I don’t take any joy in seeing Fish’s retreat from online pressure. I really don’t. If anything, I worry that this will embolden the trolls, the bullies. We really don’t need this. We don’t need game developers hiding behind PR walls and ignoring all feedback from their audience because each hateful comment hurts enough to nullify twenty notes of praise. We don’t need toxic communities where those attempting rational discussion get threatened and banned because they are resisting the mob mentality. We don’t need virtual lynchings of developers that result in them losing their jobs over something stupid they said on Twitter. I say stupid things on Twitter all the time, so I’m really sensitive to this!
As communities of gamers, we need to have some basic empathy and respect for each other, and for the game developers. Why shouldn’t we? We have mutual love of these games. Sure, we have conflicting opinions, and it’s a hell of a lot of fun to argue those opinions with each other, because we’re so passionate about these things! That’s great! But we need to do better as a community, and be able to do this without devolving into nothing more than a bucket full of crabs. Because ultimately it is all of us who are being dragged down to the bottom.
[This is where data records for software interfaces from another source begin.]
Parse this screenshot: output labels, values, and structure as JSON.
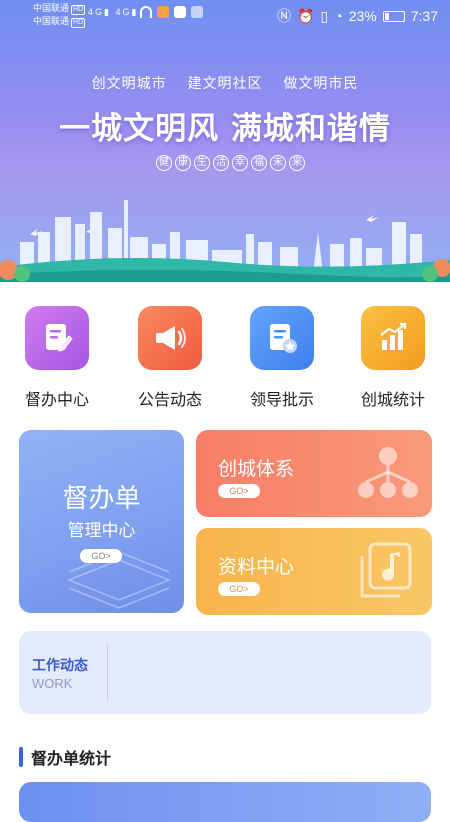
{
  "status_bar": {
    "carrier1": "中国联通",
    "carrier2": "中国联通",
    "hd": "HD",
    "network": "4G",
    "battery_pct": "23%",
    "battery_level": 0.23,
    "time": "7:37",
    "icons": [
      "nfc-icon",
      "alarm-icon",
      "vibrate-icon",
      "speed-icon",
      "battery-icon",
      "wifi-icon",
      "signal-icon"
    ]
  },
  "banner": {
    "top_slogans": [
      "创文明城市",
      "建文明社区",
      "做文明市民"
    ],
    "main_slogan": "一城文明风 满城和谐情",
    "sub_chars": [
      "健",
      "康",
      "生",
      "活",
      "幸",
      "福",
      "未",
      "来"
    ]
  },
  "quick_nav": [
    {
      "label": "督办中心",
      "icon": "supervise-doc-icon",
      "color": "#b86de6"
    },
    {
      "label": "公告动态",
      "icon": "megaphone-icon",
      "color": "#f36a4a"
    },
    {
      "label": "领导批示",
      "icon": "instruction-doc-icon",
      "color": "#4d8ff2"
    },
    {
      "label": "创城统计",
      "icon": "stats-chart-icon",
      "color": "#f7a92a"
    }
  ],
  "cards": {
    "left": {
      "title": "督办单",
      "subtitle": "管理中心",
      "go": "GO>"
    },
    "right_top": {
      "title": "创城体系",
      "go": "GO>"
    },
    "right_bottom": {
      "title": "资料中心",
      "go": "GO>"
    }
  },
  "work": {
    "title": "工作动态",
    "subtitle": "WORK"
  },
  "section": {
    "title": "督办单统计"
  }
}
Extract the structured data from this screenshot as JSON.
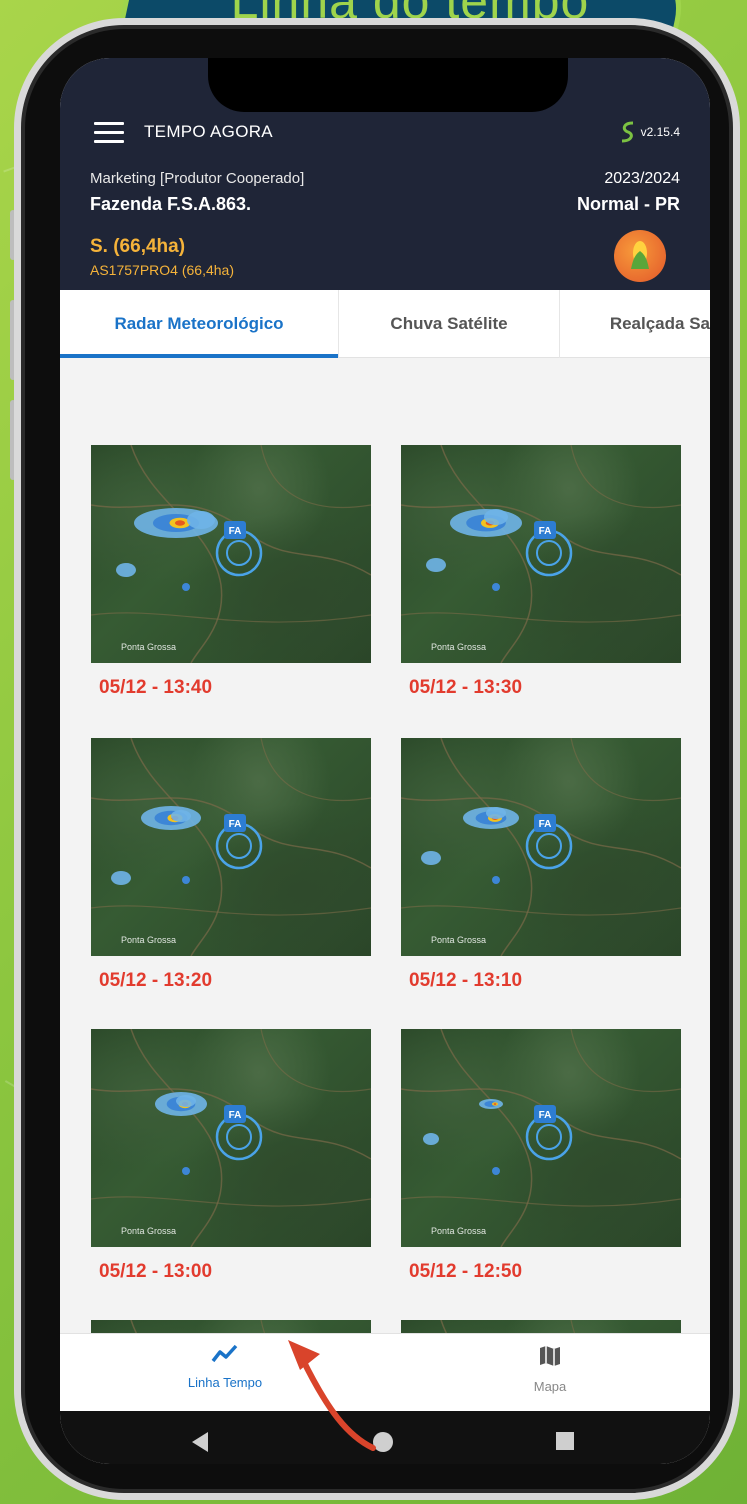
{
  "banner": {
    "title": "Linha do tempo"
  },
  "header": {
    "app_title": "TEMPO AGORA",
    "version": "v2.15.4",
    "role": "Marketing [Produtor Cooperado]",
    "farm": "Fazenda F.S.A.863.",
    "season": "2023/2024",
    "season_type": "Normal - PR",
    "plot": "S. (66,4ha)",
    "plot_detail": "AS1757PRO4 (66,4ha)",
    "crop_icon": "corn-icon"
  },
  "tabs": [
    {
      "label": "Radar Meteorológico",
      "active": true
    },
    {
      "label": "Chuva Satélite",
      "active": false
    },
    {
      "label": "Realçada Sa",
      "active": false
    }
  ],
  "radar_images": [
    {
      "timestamp": "05/12 - 13:40"
    },
    {
      "timestamp": "05/12 - 13:30"
    },
    {
      "timestamp": "05/12 - 13:20"
    },
    {
      "timestamp": "05/12 - 13:10"
    },
    {
      "timestamp": "05/12 - 13:00"
    },
    {
      "timestamp": "05/12 - 12:50"
    }
  ],
  "map_labels": {
    "farm_marker": "FA",
    "city": "Ponta Grossa"
  },
  "bottom_nav": [
    {
      "label": "Linha Tempo",
      "icon": "timeline-chart-icon",
      "active": true
    },
    {
      "label": "Mapa",
      "icon": "map-icon",
      "active": false
    }
  ],
  "colors": {
    "header_bg": "#1f2537",
    "accent": "#1a73c8",
    "timestamp": "#e23b2e",
    "plot": "#f5b33a",
    "banner_text": "#9fd44c"
  }
}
Update – Cliffy B’s Open Letter to Phil Fish (Dynamite Fishing) (Some great advice on how to deal with the trolls).
Filed Under: Biz, Geek Life - Comments: 12 Comments to Read